◆ What needs to be done ◆
Keep only those lines of the records that include the string "data".

◆ Entries provided ◆
======

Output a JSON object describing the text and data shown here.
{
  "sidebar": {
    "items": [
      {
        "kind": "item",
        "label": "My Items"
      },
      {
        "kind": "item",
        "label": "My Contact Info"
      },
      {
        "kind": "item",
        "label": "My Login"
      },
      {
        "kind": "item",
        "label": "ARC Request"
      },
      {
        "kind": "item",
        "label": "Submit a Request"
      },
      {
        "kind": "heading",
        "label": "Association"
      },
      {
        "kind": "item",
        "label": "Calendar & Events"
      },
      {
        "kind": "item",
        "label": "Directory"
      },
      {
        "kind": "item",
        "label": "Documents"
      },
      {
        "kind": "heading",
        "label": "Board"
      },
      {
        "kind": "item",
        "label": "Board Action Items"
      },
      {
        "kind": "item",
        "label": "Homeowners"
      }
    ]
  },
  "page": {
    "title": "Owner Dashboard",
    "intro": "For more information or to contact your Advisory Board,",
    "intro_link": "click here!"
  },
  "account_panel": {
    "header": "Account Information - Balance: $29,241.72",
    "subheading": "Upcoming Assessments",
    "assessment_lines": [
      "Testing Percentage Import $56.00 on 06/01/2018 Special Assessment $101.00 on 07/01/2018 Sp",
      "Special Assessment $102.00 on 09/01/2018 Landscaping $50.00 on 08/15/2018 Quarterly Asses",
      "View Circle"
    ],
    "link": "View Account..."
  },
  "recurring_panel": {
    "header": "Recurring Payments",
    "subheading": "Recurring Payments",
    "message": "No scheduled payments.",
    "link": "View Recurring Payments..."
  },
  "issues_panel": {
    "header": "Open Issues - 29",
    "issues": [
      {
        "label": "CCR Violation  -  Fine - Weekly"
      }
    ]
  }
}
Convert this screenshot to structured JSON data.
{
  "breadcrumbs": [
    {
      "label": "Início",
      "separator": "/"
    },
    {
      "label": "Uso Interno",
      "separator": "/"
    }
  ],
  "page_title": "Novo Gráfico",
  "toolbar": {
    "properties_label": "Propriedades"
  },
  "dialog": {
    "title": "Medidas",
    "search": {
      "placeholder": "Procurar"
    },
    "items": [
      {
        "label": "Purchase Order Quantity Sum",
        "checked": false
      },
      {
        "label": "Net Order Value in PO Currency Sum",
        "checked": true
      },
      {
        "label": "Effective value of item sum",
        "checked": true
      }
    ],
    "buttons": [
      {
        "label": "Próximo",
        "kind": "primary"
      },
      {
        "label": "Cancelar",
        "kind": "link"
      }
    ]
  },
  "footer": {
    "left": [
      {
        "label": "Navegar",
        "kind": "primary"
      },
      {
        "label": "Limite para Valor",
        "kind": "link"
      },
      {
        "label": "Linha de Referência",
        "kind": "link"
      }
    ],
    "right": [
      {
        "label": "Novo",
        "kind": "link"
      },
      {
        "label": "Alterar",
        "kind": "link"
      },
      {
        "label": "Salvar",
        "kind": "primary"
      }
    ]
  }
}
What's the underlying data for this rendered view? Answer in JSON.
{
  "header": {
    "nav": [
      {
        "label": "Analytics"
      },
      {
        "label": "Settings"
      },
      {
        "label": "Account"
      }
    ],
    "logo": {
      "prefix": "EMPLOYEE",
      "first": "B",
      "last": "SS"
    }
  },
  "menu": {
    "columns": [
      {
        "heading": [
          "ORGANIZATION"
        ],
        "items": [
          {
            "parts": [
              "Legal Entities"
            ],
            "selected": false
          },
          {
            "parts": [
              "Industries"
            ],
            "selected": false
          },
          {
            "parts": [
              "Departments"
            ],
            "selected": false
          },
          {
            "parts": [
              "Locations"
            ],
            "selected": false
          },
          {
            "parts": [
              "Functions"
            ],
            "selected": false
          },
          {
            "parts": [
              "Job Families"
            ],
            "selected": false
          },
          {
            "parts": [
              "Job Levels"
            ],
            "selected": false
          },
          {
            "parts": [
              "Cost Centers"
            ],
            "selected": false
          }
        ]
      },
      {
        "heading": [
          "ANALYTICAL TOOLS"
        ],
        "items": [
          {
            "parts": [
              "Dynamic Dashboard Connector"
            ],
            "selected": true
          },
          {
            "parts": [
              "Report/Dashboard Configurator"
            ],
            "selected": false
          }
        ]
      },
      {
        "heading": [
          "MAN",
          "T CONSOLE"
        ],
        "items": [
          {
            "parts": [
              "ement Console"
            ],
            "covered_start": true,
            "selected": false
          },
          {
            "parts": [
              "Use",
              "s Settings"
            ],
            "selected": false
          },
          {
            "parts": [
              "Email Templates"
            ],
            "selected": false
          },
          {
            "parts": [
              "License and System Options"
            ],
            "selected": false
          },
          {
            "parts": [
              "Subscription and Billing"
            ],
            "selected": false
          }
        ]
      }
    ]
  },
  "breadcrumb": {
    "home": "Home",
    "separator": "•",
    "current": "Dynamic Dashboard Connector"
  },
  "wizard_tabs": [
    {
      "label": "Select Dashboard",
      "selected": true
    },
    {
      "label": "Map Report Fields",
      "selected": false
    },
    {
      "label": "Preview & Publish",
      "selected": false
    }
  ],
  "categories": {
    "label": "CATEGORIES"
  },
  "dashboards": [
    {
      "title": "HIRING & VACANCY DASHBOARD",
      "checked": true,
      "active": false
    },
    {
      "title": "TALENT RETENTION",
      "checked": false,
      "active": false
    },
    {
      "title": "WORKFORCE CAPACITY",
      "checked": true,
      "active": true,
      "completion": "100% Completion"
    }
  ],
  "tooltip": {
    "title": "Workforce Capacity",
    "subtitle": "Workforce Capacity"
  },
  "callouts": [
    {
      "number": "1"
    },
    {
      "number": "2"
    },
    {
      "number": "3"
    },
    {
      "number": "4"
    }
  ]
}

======

◆ Response to the exercise ◆
Output a JSON object describing the text and data shown here.
Convert this screenshot to structured JSON data.
What's the underlying data for this rendered view? Answer in JSON.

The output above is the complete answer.